]. The role of ethnicity in glycemic response maybe related to predisposition for diabetes, but further research is needed.
The RS dose in rice of the present study is much lower than the RS dose in the studies previously discussed. The inconsistency across food forms suggests that RS dose, alone, may not be relevant, and that food source and/or the proportions of digestible starch, slowly digestible starch, and RS may be more important.
Studies on RS in solid foods and its effects on appetite are limited. Willis et al.
(2009) found that among muffins with different fiber types (RS, low fiber, corn bran, beta-glucan and oat fiber, polydextrose), the RS muffin (8 g RS) was the most satiating in healthy adults (seven males, 13 females, aged 18–65 years, mean BMI of 23, ethnicity not stated) [24
]. However, in another study, there were no significant differences in appetite ratings after consumption of different fiber-type bars (RS (10 g), inulin, oligofructose, corn fiber) in healthy women (22 females, mean age 25, mean BMI of 23, ethnicity not stated) [25
Few studies have investigated the effect of rice, without any added ingredients or meal items, on appetite. Chiu et al.

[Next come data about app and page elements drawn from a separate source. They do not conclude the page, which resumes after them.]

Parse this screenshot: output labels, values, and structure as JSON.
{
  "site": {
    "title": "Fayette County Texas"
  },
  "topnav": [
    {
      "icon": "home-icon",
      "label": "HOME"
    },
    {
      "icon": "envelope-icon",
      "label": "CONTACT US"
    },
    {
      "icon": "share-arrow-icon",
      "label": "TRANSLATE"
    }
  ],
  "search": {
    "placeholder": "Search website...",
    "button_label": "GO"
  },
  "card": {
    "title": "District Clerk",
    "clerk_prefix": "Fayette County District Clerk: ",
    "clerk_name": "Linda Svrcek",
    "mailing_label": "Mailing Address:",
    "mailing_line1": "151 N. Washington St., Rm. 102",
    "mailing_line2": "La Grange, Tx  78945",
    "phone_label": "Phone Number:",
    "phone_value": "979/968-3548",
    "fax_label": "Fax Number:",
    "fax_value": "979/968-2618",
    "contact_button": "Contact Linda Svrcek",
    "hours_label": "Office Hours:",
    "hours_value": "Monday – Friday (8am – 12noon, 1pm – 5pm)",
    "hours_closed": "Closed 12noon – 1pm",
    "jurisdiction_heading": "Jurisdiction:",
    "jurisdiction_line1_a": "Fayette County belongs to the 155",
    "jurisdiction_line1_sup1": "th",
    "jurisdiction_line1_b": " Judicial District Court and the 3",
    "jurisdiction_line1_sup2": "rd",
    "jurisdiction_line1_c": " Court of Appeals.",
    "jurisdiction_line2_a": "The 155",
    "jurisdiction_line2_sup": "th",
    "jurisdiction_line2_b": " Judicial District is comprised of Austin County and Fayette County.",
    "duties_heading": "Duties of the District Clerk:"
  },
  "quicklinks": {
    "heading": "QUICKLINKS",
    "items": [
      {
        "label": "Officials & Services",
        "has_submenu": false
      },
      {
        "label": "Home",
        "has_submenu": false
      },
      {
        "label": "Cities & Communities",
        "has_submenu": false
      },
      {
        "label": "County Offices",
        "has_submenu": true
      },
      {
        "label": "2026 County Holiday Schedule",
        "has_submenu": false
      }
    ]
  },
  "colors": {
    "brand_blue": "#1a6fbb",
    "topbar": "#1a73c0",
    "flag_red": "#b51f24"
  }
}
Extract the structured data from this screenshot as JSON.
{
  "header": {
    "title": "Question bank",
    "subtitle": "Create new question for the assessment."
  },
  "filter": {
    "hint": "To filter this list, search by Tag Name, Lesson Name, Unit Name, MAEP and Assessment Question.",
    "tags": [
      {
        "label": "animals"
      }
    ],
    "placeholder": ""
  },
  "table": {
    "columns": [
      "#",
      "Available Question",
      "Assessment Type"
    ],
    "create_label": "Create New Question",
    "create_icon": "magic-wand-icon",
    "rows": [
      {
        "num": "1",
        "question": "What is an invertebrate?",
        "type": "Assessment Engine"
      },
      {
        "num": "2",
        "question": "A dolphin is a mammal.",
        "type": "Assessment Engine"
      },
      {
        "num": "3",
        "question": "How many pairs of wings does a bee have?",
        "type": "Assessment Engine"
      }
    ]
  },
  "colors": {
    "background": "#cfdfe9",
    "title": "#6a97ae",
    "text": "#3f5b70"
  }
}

(2013) found no significant differences in appetite between short grain rice and the rice containing 4.4 g RS in healthy adults [13
]. In the present study, the only significant difference found was at 30 min, where subjects were more hungry after Dixiebelle treatment than after the Rondo treatment. Subjects preferred the short grain rice as compared to either of the long grain varieties Dixiebelle or Rondo for taste, texture, and pleasantness. All other ratings (fullness, satisfaction, how much can you eat) had no significant differences. However, subjects were significantly more satisfied before Rondo intake than before short grain rice intake, which may have influenced their appetite after treatment intake as well.
The high RS rice cultivars were chosen for this study based on potential for expanded commercial production. Patindol et al.
(2010) compared the starch characteristics of 16 rice cultivars grown in the southern United States, at five different growing locations [6
]. The RS amount in Dixiebelle and Rondo cultivars was stable across growing locations in Arkansas, Louisiana, Missouri, Mississippi, and Texas, while other cultivars were not stable in RS amounts. Additionally, a pilot sensory evaluation indicated that habitual rice consumers preferred Dixiebelle and Rondo cultivars over other high RS cultivars (unpublished data).
There are some limitations to this study. First, only three measurements of venous blood glucose and insulin concentrations were taken, thus AUC for venous blood glucose and insulin was not calculated. The study visit protocol was modified to have only three venous blood draws (at 0, 60, and 120 min) for subject comfort and study visit ease. Also, the study subjects were healthy individuals, with no issues in carbohydrate metabolism. The influence of slowly digestible starch content on the observed glycemic response is unknown, and while the present finding suggest a beneficial role in mediating blood glucose concentrations, further work is necessary to confirm this effect in individuals with pre-diabetes or diabetes.